BRIEF.
Give back every record below, character for character.

LISTED ENTRIES.
_ _ _ _ _
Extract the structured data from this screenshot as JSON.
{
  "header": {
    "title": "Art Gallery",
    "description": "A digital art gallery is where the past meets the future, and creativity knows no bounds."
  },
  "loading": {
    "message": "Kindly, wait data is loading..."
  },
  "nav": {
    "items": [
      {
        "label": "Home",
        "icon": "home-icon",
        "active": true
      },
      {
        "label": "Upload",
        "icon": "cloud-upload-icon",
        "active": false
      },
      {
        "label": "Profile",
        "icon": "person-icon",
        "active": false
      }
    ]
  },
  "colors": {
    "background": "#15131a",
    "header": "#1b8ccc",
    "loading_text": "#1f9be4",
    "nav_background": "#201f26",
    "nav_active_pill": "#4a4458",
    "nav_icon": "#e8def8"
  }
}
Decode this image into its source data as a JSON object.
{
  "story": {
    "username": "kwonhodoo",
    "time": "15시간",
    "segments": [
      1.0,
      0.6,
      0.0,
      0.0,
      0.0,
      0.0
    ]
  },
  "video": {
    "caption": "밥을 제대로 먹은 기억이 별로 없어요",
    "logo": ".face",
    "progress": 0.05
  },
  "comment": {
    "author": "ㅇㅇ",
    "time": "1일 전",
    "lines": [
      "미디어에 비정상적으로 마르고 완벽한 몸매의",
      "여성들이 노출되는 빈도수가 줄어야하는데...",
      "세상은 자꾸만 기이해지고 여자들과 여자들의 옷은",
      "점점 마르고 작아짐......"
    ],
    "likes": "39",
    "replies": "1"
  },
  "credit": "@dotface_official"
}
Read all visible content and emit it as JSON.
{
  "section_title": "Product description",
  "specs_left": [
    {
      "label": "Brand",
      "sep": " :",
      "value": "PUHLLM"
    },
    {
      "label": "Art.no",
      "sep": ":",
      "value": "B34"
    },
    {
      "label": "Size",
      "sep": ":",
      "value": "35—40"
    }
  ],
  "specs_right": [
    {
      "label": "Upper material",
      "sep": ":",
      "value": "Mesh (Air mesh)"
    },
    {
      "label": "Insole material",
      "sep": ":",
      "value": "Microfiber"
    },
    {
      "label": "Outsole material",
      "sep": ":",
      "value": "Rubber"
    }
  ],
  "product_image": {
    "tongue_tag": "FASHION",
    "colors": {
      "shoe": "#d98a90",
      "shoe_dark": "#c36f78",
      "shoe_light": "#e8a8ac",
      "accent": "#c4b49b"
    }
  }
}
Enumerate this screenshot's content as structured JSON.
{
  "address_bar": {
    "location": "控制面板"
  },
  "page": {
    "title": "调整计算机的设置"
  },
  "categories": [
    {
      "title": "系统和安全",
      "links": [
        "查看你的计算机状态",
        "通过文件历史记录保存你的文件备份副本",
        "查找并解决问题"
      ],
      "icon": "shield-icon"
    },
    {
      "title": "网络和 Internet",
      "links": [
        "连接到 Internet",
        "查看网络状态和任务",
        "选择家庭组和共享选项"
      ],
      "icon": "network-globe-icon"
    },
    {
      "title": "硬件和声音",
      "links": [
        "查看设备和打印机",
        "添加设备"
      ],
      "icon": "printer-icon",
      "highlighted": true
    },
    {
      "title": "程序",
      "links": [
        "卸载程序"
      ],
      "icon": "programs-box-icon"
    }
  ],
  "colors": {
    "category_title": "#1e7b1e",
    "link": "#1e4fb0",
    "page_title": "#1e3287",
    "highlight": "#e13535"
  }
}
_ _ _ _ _
REPLY.
Extract the structured data from this screenshot as JSON.
{
  "header": {
    "title": "Art Gallery",
    "description": "A digital art gallery is where the past meets the future, and creativity knows no bounds."
  },
  "loading": {
    "message": "Kindly, wait data is loading..."
  },
  "nav": {
    "items": [
      {
        "label": "Home",
        "icon": "home-icon",
        "active": true
      },
      {
        "label": "Upload",
        "icon": "cloud-upload-icon",
        "active": false
      },
      {
        "label": "Profile",
        "icon": "person-icon",
        "active": false
      }
    ]
  },
  "colors": {
    "background": "#15131a",
    "header": "#1b8ccc",
    "loading_text": "#1f9be4",
    "nav_background": "#201f26",
    "nav_active_pill": "#4a4458",
    "nav_icon": "#e8def8"
  }
}
Decode this image into its source data as a JSON object.
{
  "story": {
    "username": "kwonhodoo",
    "time": "15시간",
    "segments": [
      1.0,
      0.6,
      0.0,
      0.0,
      0.0,
      0.0
    ]
  },
  "video": {
    "caption": "밥을 제대로 먹은 기억이 별로 없어요",
    "logo": ".face",
    "progress": 0.05
  },
  "comment": {
    "author": "ㅇㅇ",
    "time": "1일 전",
    "lines": [
      "미디어에 비정상적으로 마르고 완벽한 몸매의",
      "여성들이 노출되는 빈도수가 줄어야하는데...",
      "세상은 자꾸만 기이해지고 여자들과 여자들의 옷은",
      "점점 마르고 작아짐......"
    ],
    "likes": "39",
    "replies": "1"
  },
  "credit": "@dotface_official"
}
Read all visible content and emit it as JSON.
{
  "section_title": "Product description",
  "specs_left": [
    {
      "label": "Brand",
      "sep": " :",
      "value": "PUHLLM"
    },
    {
      "label": "Art.no",
      "sep": ":",
      "value": "B34"
    },
    {
      "label": "Size",
      "sep": ":",
      "value": "35—40"
    }
  ],
  "specs_right": [
    {
      "label": "Upper material",
      "sep": ":",
      "value": "Mesh (Air mesh)"
    },
    {
      "label": "Insole material",
      "sep": ":",
      "value": "Microfiber"
    },
    {
      "label": "Outsole material",
      "sep": ":",
      "value": "Rubber"
    }
  ],
  "product_image": {
    "tongue_tag": "FASHION",
    "colors": {
      "shoe": "#d98a90",
      "shoe_dark": "#c36f78",
      "shoe_light": "#e8a8ac",
      "accent": "#c4b49b"
    }
  }
}
Enumerate this screenshot's content as structured JSON.
{
  "address_bar": {
    "location": "控制面板"
  },
  "page": {
    "title": "调整计算机的设置"
  },
  "categories": [
    {
      "title": "系统和安全",
      "links": [
        "查看你的计算机状态",
        "通过文件历史记录保存你的文件备份副本",
        "查找并解决问题"
      ],
      "icon": "shield-icon"
    },
    {
      "title": "网络和 Internet",
      "links": [
        "连接到 Internet",
        "查看网络状态和任务",
        "选择家庭组和共享选项"
      ],
      "icon": "network-globe-icon"
    },
    {
      "title": "硬件和声音",
      "links": [
        "查看设备和打印机",
        "添加设备"
      ],
      "icon": "printer-icon",
      "highlighted": true
    },
    {
      "title": "程序",
      "links": [
        "卸载程序"
      ],
      "icon": "programs-box-icon"
    }
  ],
  "colors": {
    "category_title": "#1e7b1e",
    "link": "#1e4fb0",
    "page_title": "#1e3287",
    "highlight": "#e13535"
  }
}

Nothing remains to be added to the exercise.